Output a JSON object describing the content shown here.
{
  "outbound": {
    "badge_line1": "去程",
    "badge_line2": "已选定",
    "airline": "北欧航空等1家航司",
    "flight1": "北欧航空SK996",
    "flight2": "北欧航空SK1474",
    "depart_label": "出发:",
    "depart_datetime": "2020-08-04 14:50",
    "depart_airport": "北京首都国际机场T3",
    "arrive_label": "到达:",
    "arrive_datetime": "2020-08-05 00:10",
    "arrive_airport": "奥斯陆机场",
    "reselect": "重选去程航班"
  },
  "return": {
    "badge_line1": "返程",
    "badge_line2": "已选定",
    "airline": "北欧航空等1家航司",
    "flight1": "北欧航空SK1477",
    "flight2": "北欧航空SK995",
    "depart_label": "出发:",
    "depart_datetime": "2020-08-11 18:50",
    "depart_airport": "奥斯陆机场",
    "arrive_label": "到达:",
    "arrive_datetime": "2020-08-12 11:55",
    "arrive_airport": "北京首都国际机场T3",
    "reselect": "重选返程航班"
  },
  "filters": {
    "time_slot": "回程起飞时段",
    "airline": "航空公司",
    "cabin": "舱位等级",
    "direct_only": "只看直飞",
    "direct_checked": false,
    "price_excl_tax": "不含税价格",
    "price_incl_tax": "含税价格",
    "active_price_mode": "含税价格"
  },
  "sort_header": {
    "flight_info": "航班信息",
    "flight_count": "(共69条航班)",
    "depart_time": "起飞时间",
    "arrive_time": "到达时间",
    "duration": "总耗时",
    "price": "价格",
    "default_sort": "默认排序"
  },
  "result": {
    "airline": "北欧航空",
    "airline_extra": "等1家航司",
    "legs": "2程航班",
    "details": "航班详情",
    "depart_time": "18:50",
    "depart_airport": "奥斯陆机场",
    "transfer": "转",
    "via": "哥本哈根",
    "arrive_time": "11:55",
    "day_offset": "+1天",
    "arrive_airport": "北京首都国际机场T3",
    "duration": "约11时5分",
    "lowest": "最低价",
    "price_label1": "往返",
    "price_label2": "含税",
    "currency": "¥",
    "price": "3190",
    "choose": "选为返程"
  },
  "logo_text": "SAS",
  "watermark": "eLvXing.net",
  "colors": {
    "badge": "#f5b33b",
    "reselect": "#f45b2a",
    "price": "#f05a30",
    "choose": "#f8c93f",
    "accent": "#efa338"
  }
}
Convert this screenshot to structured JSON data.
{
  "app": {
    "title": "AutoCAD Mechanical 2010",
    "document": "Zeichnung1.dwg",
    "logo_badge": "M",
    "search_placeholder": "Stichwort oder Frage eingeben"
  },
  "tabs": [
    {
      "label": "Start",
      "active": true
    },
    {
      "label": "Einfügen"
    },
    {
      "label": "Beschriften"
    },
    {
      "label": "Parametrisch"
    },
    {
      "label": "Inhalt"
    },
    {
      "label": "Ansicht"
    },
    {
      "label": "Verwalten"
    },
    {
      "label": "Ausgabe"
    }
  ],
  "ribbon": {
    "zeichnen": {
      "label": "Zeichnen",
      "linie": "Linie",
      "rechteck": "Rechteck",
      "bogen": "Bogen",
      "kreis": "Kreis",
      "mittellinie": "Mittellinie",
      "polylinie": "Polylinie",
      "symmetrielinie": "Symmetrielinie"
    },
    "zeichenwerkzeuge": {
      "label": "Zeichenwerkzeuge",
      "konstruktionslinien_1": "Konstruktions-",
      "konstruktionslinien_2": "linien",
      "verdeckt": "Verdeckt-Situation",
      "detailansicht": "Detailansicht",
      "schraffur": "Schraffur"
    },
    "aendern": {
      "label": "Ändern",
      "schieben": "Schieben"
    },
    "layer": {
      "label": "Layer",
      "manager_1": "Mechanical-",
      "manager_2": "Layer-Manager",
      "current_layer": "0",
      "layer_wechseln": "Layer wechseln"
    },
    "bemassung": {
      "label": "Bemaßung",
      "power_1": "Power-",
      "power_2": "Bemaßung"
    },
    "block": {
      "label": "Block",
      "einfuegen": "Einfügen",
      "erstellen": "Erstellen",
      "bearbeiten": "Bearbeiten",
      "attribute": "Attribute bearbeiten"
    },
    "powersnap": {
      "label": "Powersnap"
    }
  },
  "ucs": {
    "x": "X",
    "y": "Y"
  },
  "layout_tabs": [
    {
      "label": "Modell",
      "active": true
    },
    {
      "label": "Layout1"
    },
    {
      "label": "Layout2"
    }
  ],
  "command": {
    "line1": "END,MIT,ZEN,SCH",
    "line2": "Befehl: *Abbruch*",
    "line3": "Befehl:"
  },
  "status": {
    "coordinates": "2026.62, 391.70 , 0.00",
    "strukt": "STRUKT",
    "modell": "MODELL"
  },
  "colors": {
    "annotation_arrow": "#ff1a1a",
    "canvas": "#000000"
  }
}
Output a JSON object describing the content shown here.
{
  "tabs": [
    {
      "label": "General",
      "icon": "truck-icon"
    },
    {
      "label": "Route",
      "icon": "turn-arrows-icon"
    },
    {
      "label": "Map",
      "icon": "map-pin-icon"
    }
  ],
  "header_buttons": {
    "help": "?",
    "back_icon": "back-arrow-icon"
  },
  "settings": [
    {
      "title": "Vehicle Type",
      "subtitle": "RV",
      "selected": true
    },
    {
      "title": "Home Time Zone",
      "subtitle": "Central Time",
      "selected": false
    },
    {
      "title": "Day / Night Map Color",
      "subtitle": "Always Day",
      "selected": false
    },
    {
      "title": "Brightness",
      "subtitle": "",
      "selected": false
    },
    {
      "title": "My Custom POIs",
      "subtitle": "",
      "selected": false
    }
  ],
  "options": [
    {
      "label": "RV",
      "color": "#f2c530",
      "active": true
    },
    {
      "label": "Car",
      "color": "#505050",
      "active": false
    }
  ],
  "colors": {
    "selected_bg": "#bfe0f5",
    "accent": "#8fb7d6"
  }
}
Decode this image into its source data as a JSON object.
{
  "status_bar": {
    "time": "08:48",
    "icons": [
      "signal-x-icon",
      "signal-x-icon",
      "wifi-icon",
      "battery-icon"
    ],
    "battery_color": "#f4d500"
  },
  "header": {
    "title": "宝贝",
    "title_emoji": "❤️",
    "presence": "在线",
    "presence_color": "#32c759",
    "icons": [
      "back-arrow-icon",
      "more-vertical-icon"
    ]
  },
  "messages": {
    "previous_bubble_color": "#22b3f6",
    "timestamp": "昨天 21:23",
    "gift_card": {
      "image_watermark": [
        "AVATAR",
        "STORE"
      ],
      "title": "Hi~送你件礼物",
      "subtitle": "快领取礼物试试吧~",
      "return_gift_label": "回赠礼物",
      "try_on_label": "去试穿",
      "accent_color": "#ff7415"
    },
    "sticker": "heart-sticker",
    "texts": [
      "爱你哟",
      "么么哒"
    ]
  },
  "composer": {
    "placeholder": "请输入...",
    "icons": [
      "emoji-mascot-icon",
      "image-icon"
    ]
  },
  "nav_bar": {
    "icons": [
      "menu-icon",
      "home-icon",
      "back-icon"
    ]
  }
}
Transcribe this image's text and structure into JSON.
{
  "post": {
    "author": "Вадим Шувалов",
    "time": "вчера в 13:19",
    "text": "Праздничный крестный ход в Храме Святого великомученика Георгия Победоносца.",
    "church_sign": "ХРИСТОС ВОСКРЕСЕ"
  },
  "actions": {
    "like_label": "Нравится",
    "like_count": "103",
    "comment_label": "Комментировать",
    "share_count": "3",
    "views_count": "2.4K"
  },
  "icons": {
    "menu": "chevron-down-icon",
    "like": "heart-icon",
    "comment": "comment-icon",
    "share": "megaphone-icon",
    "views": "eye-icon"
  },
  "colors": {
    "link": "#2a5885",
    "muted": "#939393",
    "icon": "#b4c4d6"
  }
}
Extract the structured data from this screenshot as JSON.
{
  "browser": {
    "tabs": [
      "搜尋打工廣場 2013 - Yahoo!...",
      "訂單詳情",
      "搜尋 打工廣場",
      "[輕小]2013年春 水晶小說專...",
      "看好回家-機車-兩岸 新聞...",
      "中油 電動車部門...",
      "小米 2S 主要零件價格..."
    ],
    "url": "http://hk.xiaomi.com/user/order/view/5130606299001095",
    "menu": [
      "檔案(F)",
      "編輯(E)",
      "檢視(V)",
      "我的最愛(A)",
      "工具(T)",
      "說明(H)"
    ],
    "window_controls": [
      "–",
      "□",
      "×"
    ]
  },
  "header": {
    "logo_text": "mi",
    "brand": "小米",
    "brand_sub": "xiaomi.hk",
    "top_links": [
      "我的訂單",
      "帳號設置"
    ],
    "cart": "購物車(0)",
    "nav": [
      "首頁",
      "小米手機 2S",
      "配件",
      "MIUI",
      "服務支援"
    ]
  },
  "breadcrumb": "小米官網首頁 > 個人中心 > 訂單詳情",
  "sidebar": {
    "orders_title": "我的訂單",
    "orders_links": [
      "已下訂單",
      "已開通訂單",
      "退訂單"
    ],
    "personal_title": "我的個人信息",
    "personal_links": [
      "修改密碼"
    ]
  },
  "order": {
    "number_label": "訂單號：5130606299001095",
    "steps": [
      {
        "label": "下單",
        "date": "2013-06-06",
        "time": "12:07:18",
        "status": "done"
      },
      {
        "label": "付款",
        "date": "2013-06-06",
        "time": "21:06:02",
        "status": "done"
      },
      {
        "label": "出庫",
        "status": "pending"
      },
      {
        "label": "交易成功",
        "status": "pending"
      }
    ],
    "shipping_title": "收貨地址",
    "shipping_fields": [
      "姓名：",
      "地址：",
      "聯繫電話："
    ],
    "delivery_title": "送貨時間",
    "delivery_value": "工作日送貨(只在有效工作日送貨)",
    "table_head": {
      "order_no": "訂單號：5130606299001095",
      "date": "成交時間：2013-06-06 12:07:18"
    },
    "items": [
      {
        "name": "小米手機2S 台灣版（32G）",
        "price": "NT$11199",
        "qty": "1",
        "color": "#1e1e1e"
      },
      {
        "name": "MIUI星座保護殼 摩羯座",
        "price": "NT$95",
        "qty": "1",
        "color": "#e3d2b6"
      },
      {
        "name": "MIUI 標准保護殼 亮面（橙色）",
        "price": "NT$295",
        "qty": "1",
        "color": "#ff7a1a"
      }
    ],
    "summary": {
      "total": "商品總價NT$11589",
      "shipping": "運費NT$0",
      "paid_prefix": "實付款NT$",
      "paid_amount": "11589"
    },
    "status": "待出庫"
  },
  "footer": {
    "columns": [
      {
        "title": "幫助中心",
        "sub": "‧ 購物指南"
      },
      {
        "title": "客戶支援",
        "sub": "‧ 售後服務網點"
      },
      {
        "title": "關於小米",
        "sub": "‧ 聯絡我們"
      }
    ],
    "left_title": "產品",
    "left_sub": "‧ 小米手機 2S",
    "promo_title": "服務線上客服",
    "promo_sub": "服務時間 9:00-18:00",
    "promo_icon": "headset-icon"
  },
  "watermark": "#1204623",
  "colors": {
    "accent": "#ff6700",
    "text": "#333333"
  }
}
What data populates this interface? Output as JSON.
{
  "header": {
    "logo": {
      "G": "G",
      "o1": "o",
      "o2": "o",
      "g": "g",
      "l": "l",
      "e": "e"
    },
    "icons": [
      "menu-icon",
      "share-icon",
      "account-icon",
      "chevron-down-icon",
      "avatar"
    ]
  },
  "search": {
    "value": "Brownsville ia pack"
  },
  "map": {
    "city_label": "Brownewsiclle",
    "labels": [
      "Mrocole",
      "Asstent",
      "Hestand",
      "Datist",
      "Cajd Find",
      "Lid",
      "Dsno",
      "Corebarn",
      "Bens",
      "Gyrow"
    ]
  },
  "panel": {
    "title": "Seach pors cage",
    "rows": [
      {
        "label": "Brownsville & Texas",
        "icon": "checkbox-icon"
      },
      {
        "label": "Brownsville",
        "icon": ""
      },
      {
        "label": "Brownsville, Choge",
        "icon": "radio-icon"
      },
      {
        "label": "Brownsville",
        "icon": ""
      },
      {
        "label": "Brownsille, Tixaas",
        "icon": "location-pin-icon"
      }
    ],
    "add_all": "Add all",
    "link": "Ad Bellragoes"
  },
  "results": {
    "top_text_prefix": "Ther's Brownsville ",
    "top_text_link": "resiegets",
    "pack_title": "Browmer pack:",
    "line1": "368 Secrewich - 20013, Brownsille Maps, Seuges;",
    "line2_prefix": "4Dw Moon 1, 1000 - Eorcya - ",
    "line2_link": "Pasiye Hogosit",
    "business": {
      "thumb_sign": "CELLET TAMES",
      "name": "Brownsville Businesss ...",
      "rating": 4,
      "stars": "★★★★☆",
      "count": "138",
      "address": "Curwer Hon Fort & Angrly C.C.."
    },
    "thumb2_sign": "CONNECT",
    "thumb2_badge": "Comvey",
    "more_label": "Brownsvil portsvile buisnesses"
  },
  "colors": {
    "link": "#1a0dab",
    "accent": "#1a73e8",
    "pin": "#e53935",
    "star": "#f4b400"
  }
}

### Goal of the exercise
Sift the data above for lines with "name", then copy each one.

### Exercise result
        "name": "小米手機2S 台灣版（32G）",
        "name": "MIUI星座保護殼 摩羯座",
        "name": "MIUI 標准保護殼 亮面（橙色）",
      "name": "Brownsville Businesss ...",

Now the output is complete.